THE SOUTHWEST & CALIFORNIA

It's been hot lately. Damned hot. Phoenix, Ariz., Palm Springs, Calif., and other Western torrid zones posted temperatures of more than 100 degrees every day during the first two weeks of August. Death Valley's high exceeded 115 degrees on 14 out of those 14 days, and on one occasion reached 126 degrees. And Phoenix's low never dropped below 90 for seven days straight. It's enough to make you want to go jump in a river or a lake. If you can find one, of course, and it isn't teeming with leeches. 'Bloodsuckers prey on foothill swimmers,' was the recent headline in the Calaveras (Calif.) Enterprise, disappointing Twilight fans, once they realized no actual hot vampires were involved. Apparently, folks cooling off in a local reservoir discovered leeches attached to various parts of their bodies. Despite health officials' assurances that the slimy things are harmless, the horrified swimmers vowed never to jump in that lake again.

THE WEST

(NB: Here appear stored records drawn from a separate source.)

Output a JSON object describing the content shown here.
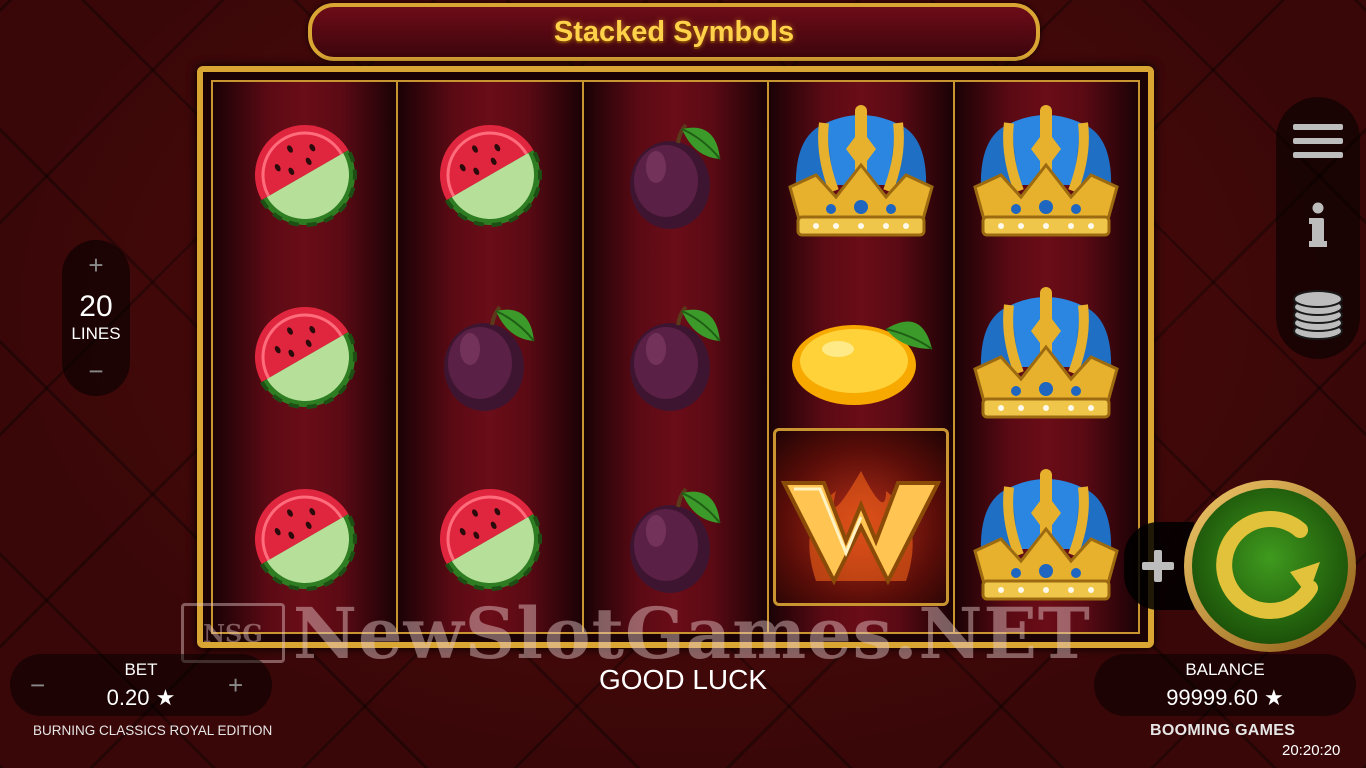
{
  "title_banner": {
    "text": "Stacked Symbols"
  },
  "reels": [
    [
      "watermelon",
      "watermelon",
      "watermelon"
    ],
    [
      "watermelon",
      "plum",
      "watermelon"
    ],
    [
      "plum",
      "plum",
      "plum"
    ],
    [
      "crown",
      "lemon",
      "wild"
    ],
    [
      "crown",
      "crown",
      "crown"
    ]
  ],
  "wild_symbol": {
    "letter": "W"
  },
  "lines": {
    "count": "20",
    "label": "LINES",
    "plus": "+",
    "minus": "−"
  },
  "side_menu": {
    "items": [
      "menu-icon",
      "info-icon",
      "coins-icon"
    ]
  },
  "bet": {
    "label": "BET",
    "value": "0.20 ★",
    "minus": "−",
    "plus": "+"
  },
  "game_name": "BURNING CLASSICS ROYAL EDITION",
  "status": "GOOD LUCK",
  "balance": {
    "label": "BALANCE",
    "value": "99999.60 ★"
  },
  "brand": "BOOMING GAMES",
  "clock": "20:20:20",
  "watermark": {
    "logo": "NSG",
    "text": "NewSlotGames.NET"
  },
  "colors": {
    "gold": "#d9a533",
    "title": "#ffd24a",
    "spin_green": "#2e7d16",
    "background": "#3a0708"
  }
}
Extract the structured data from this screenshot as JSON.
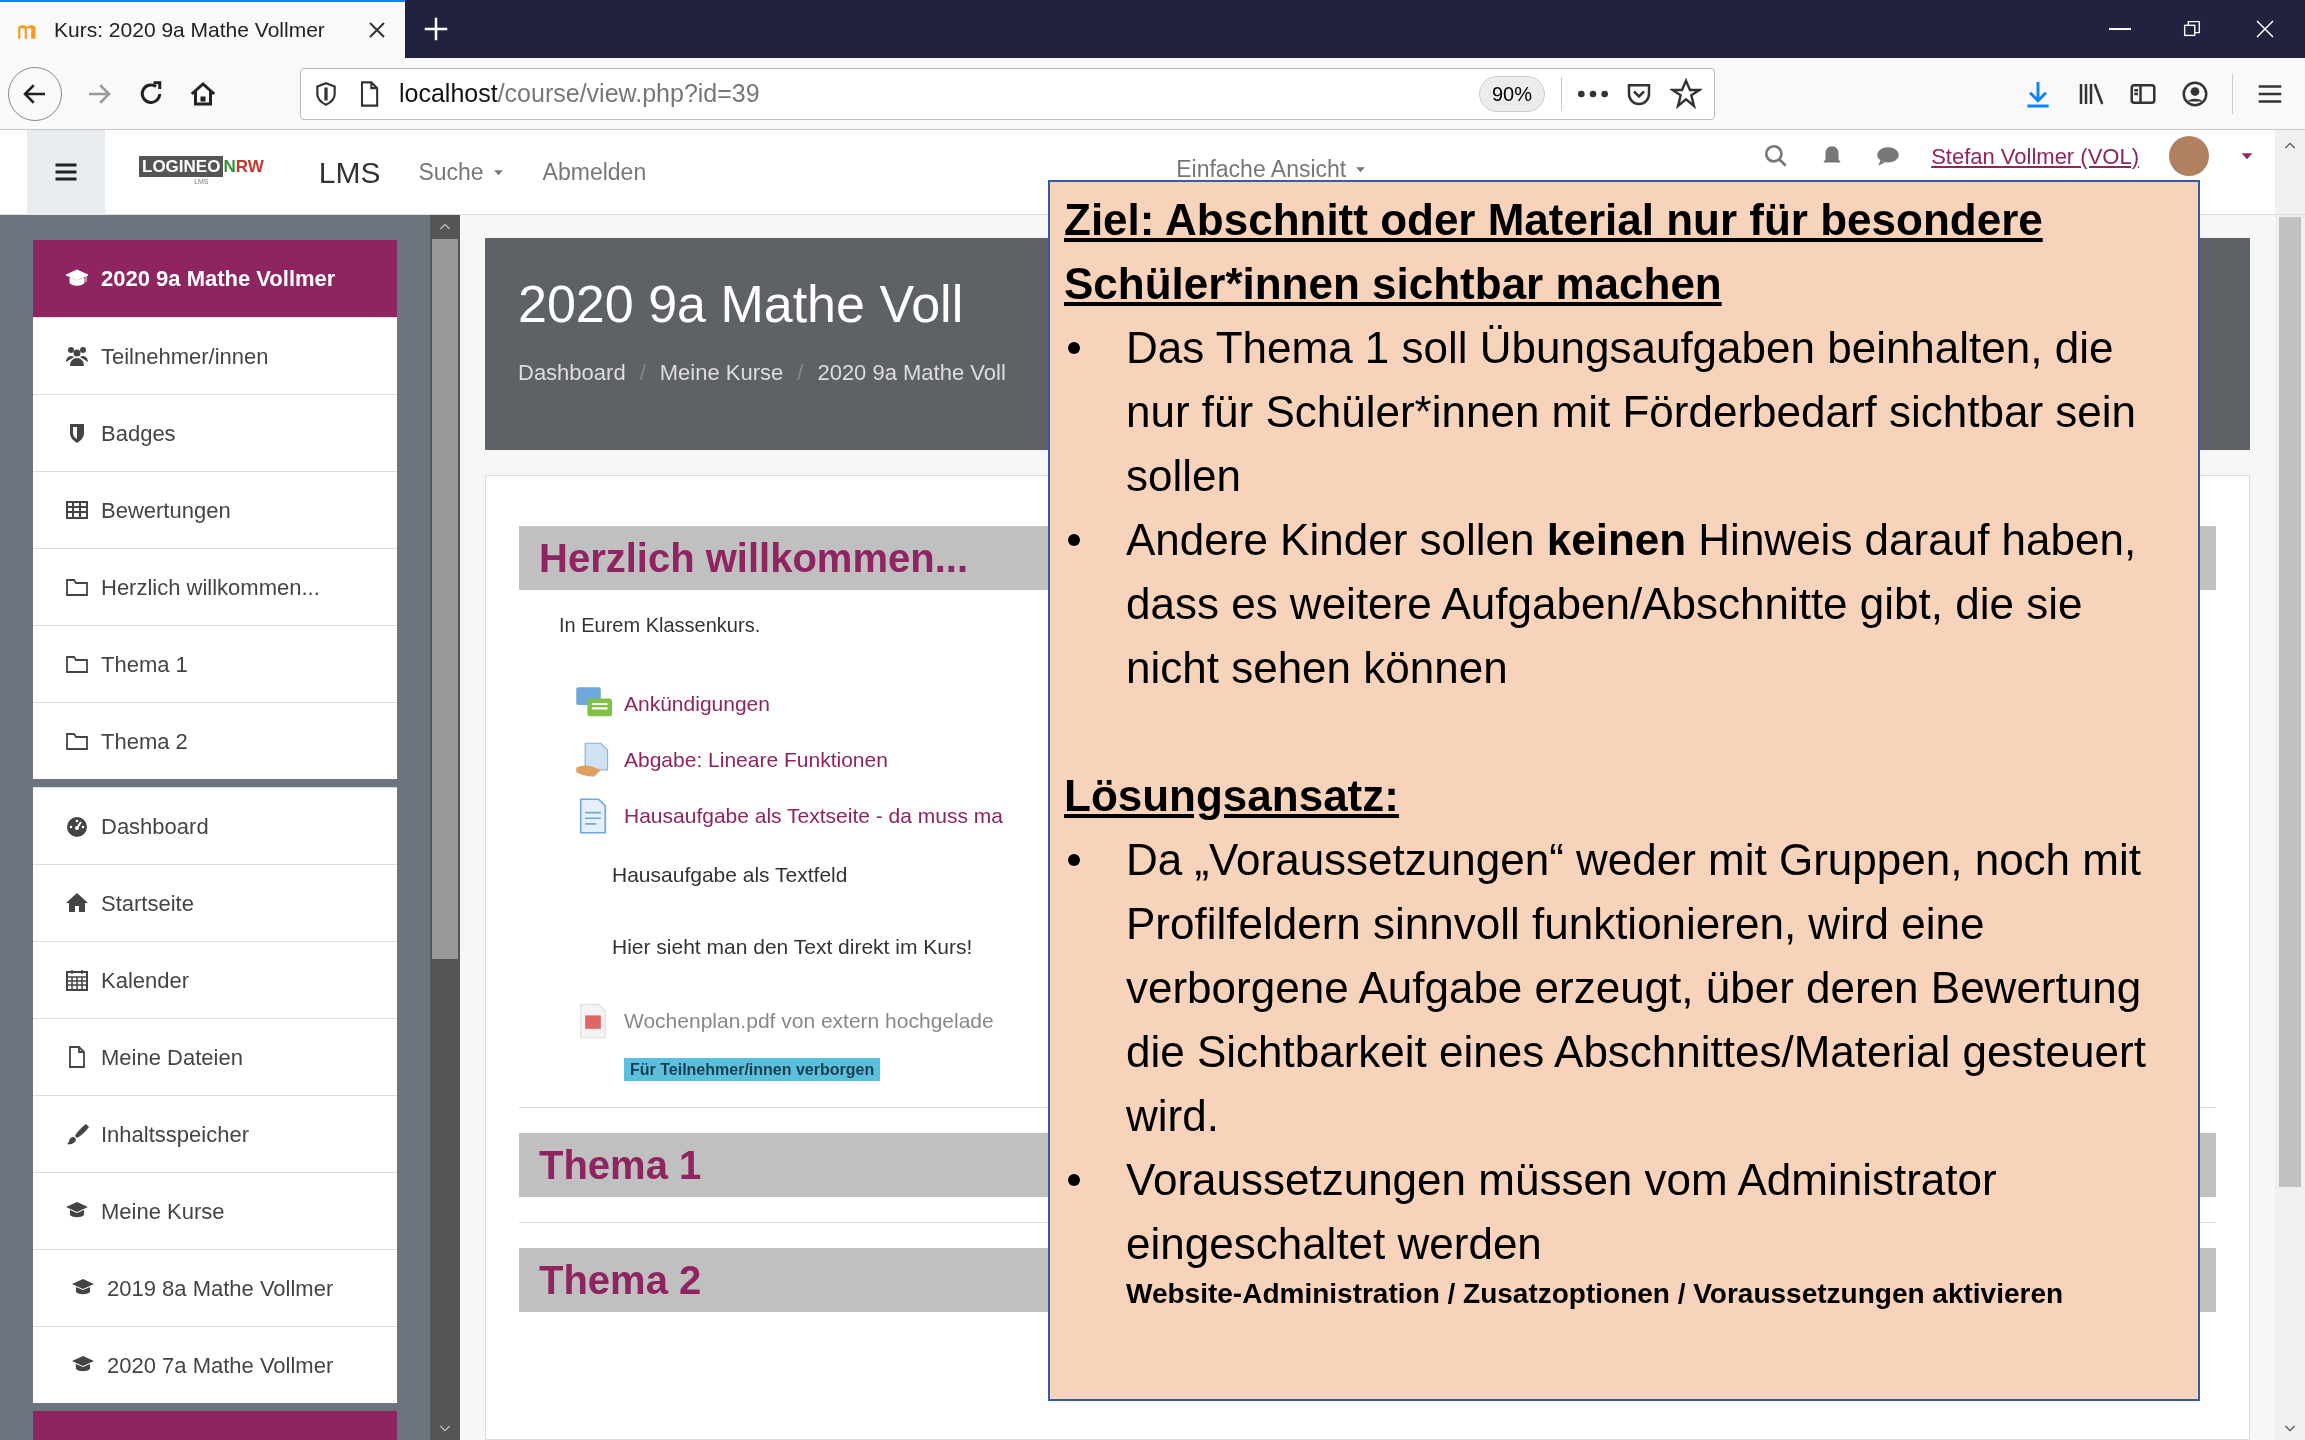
{
  "browser": {
    "tab_title": "Kurs: 2020 9a Mathe Vollmer",
    "url_host": "localhost",
    "url_path": "/course/view.php?id=39",
    "zoom": "90%"
  },
  "navbar": {
    "logo": {
      "left": "LOGINEO",
      "right": "NRW",
      "sub": "LMS"
    },
    "brand": "LMS",
    "menu": [
      {
        "label": "Suche",
        "dropdown": true
      },
      {
        "label": "Abmelden",
        "dropdown": false
      }
    ],
    "view_mode": "Einfache Ansicht",
    "user": "Stefan Vollmer (VOL)"
  },
  "sidebar": {
    "groups": [
      [
        {
          "kind": "course",
          "label": "2020 9a Mathe Vollmer",
          "selected": true
        },
        {
          "kind": "participants",
          "label": "Teilnehmer/innen",
          "selected": false
        },
        {
          "kind": "badges",
          "label": "Badges",
          "selected": false
        },
        {
          "kind": "grades",
          "label": "Bewertungen",
          "selected": false
        },
        {
          "kind": "section",
          "label": "Herzlich willkommen...",
          "selected": false
        },
        {
          "kind": "section",
          "label": "Thema 1",
          "selected": false
        },
        {
          "kind": "section",
          "label": "Thema 2",
          "selected": false
        }
      ],
      [
        {
          "kind": "dashboard",
          "label": "Dashboard",
          "selected": false
        },
        {
          "kind": "home",
          "label": "Startseite",
          "selected": false
        },
        {
          "kind": "calendar",
          "label": "Kalender",
          "selected": false
        },
        {
          "kind": "files",
          "label": "Meine Dateien",
          "selected": false
        },
        {
          "kind": "contentbank",
          "label": "Inhaltsspeicher",
          "selected": false
        },
        {
          "kind": "mycourses",
          "label": "Meine Kurse",
          "selected": false
        },
        {
          "kind": "subcourse",
          "label": "2019 8a Mathe Vollmer",
          "selected": false
        },
        {
          "kind": "subcourse",
          "label": "2020 7a Mathe Vollmer",
          "selected": false
        }
      ]
    ]
  },
  "course_header": {
    "title": "2020 9a Mathe Voll",
    "breadcrumb_separator": "/",
    "breadcrumb": [
      "Dashboard",
      "Meine Kurse",
      "2020 9a Mathe Voll"
    ]
  },
  "sections": [
    {
      "title": "Herzlich willkommen...",
      "summary": "In Eurem Klassenkurs.",
      "activities": [
        {
          "kind": "forum",
          "name": "Ankündigungen",
          "hidden": false
        },
        {
          "kind": "assign",
          "name": "Abgabe: Lineare Funktionen",
          "hidden": false
        },
        {
          "kind": "page",
          "name": "Hausaufgabe als Textseite - da muss ma",
          "hidden": false
        },
        {
          "kind": "label",
          "lines": [
            "Hausaufgabe als Textfeld",
            "Hier sieht man den Text direkt im Kurs!"
          ],
          "hidden": false
        },
        {
          "kind": "resource",
          "name": "Wochenplan.pdf von extern hochgelade",
          "hidden": true,
          "badge": "Für Teilnehmer/innen verborgen"
        }
      ]
    },
    {
      "title": "Thema 1"
    },
    {
      "title": "Thema 2"
    }
  ],
  "overlay": {
    "heading": "Ziel: Abschnitt oder Material nur für besondere Schüler*innen sichtbar machen",
    "bullets": [
      "Das Thema 1 soll Übungsaufgaben beinhalten, die nur für Schüler*innen mit Förderbedarf sichtbar sein sollen",
      "Andere Kinder sollen **keinen** Hinweis darauf haben, dass es weitere Aufgaben/Abschnitte gibt, die sie nicht sehen können"
    ],
    "heading2": "Lösungsansatz:",
    "bullets2": [
      "Da „Voraussetzungen“ weder mit Gruppen, noch mit Profilfeldern sinnvoll funktionieren, wird eine verborgene Aufgabe erzeugt, über deren Bewertung die Sichtbarkeit eines Abschnittes/Material gesteuert wird.",
      "Voraussetzungen müssen vom Administrator eingeschaltet werden"
    ],
    "note": "Website-Administration / Zusatzoptionen / Voraussetzungen aktivieren"
  }
}
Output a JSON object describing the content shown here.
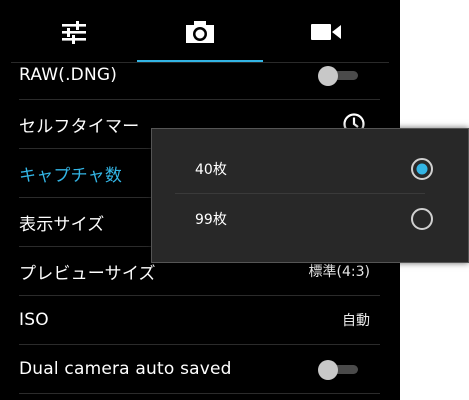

With all this talk about anthrax, cows, leeches, algorithmic shooters and prairie dogs, one could be forgiven for thinking conspiracy is afoot. Throw in the extraordinary number of recent wildfires, and it's pretty clear what's going on: Russian terrorists, aided by elements within the U.S. military, have invaded the West and are burning it down, for motives way too complex to explain. That's the thrust of a recent piece at beforeitsnews.com and an email sent to Heard Around the West from someone called 'patriotnews.' The evidence includes alleged sightings of Russians loitering at isolated shooting ranges and popular tourist sites, plus the existence of 'an advanced accelerant' that is 'almost nuclear in its ability to spread fire.' Given this summer's conflagrations, we're not surprised: All this record-breaking heat, near-record drought and a century of fire suppression can lead to almost nuclear-impact fires. Strangely enough, no one has mentioned the Eagle Mountain fire in Utah, which charred part of a mock Afghan town on a military range while sparing real 'American' houses. Suspicious, indeed!

From our friends

HCN in the outhouses of the West

From my Alaska trip: I flew into a small town that is not reachable by road, then hopped on a motorboat and drove across lakes and rivers for 2.5 hours to reach the scientists' camp way out in the boondocks -- out there they have a few rough cabins and a generator that makes electricity only in the evening and two outhouses -- and lo and behold, for reading material in the outhouses they have issues of the Economist magazines and HCN -- amazing to discover HCN readers way out there!

Ray Ring, HCN Senior Editor

Serious business

 "Keep up the good work. HCN is my daily read every morning at the outhouse!!! Sometimes I stay out there too long, just to finish an article." — Marc Valens, Ashland, OR